Celebrated Portuguese film director Manoel de Oliveira has died, aged 106. He was believed to be the world’s oldest movie-maker.
Born in Porto on 12 December 1908, the young Manoel’s first love was sport. Athletics, swimming, motor-racing, he excelled at them all. But cinema came calling and he started acting at the age of 19.
His best role was in 1933’s “The Song of Lisbon,” the first Portuguese talkie. At the same time, he was studying comedy and directed his first short film.
At the same time, he met and married Isabel and they had four children.
Then, in 1942, he directed his first full-length movie “Aniki Bobo,” a vision of Porto through the eyes of its children. It was not well-received by the critics.
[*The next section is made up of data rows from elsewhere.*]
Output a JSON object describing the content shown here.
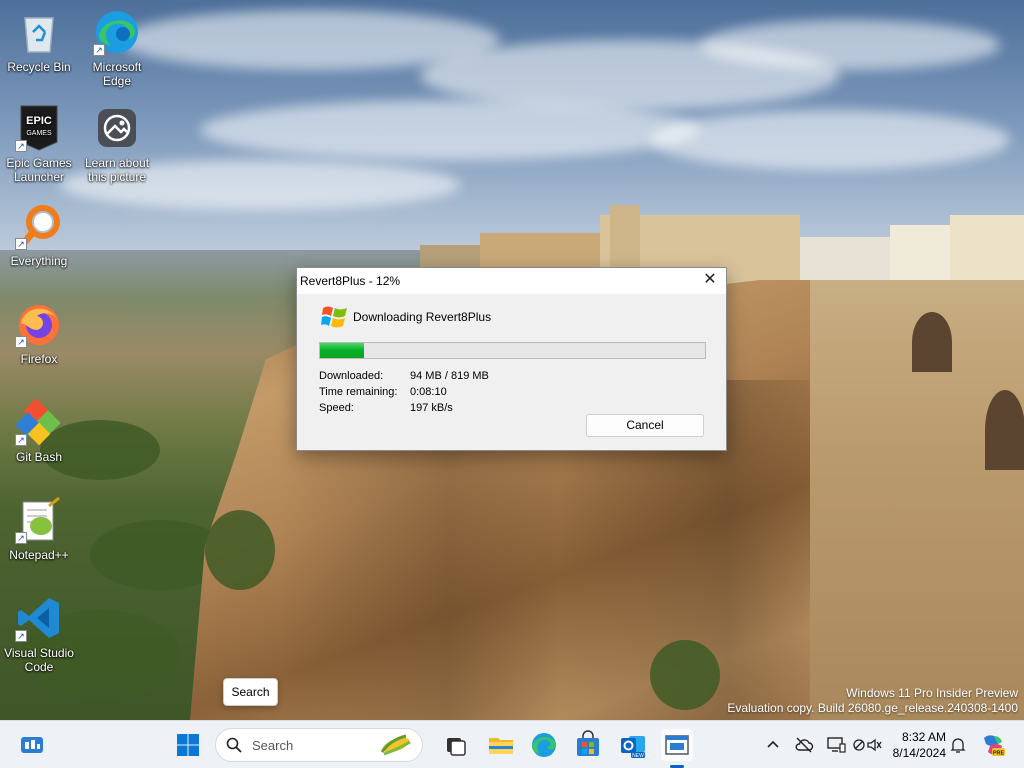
{
  "desktop": {
    "icons": [
      {
        "label": "Recycle Bin",
        "icon": "recycle-bin-icon"
      },
      {
        "label": "Microsoft Edge",
        "icon": "edge-icon"
      },
      {
        "label": "Epic Games Launcher",
        "icon": "epic-games-icon"
      },
      {
        "label": "Learn about this picture",
        "icon": "learn-picture-icon"
      },
      {
        "label": "Everything",
        "icon": "everything-search-icon"
      },
      {
        "label": "Firefox",
        "icon": "firefox-icon"
      },
      {
        "label": "Git Bash",
        "icon": "git-bash-icon"
      },
      {
        "label": "Notepad++",
        "icon": "notepadpp-icon"
      },
      {
        "label": "Visual Studio Code",
        "icon": "vscode-icon"
      }
    ],
    "watermark": {
      "line1": "Windows 11 Pro Insider Preview",
      "line2": "Evaluation copy. Build 26080.ge_release.240308-1400"
    },
    "tooltip": "Search"
  },
  "dialog": {
    "title": "Revert8Plus - 12%",
    "close_glyph": "✕",
    "heading": "Downloading Revert8Plus",
    "progress": 0.115,
    "fields": [
      {
        "label": "Downloaded:",
        "value": "94 MB / 819 MB"
      },
      {
        "label": "Time remaining:",
        "value": "0:08:10"
      },
      {
        "label": "Speed:",
        "value": "197 kB/s"
      }
    ],
    "cancel_label": "Cancel"
  },
  "taskbar": {
    "search_placeholder": "Search",
    "pinned": [
      "widgets-icon",
      "start-icon",
      "task-view-icon",
      "file-explorer-icon",
      "edge-icon",
      "microsoft-store-icon",
      "outlook-new-icon",
      "revert8plus-app-icon"
    ],
    "tray": [
      "chevron-up-icon",
      "cloud-offline-icon",
      "display-icon",
      "network-volume-icon",
      "notification-icon",
      "copilot-pre-icon"
    ],
    "time": "8:32 AM",
    "date": "8/14/2024"
  },
  "colors": {
    "progress_green": "#06b025",
    "taskbar_bg": "#eef1f5",
    "dialog_bg": "#f0f0f0"
  }
}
With Portugal on its knees after the Second World War, 14 years passed before de Oliveira could get back to work.
But then, he was unstoppable, directing stars like Catherine Deneuve and John Malkovich. From 1990, he made at least one film per year.
In May 2008, de Oliveira was enjoying Cannes, where the film festival would recognise the lifetime achievements of the world’s oldest working director – a man who had known the silent movie era.
He accepted his Palme d’Or with characteristic humour.
“I am very touched by this, to have finally received a Palme d’Or,” he said.
De Oliveira repeated his mantra “if you stop, you die” to euronews on the eve of his 100th birthday.
“A Mexican director once said ‘Cinema is the mirror of life.’ Cinema reflects life. It is the only mirror of life. And as well as being the mirror of life, it is the memory of life itself,” he added when euronews reporter Marco Lemos asked for his view of cinema…
Cinema will remember Manoel de Oliveira as one of its most brilliant and prolific figures.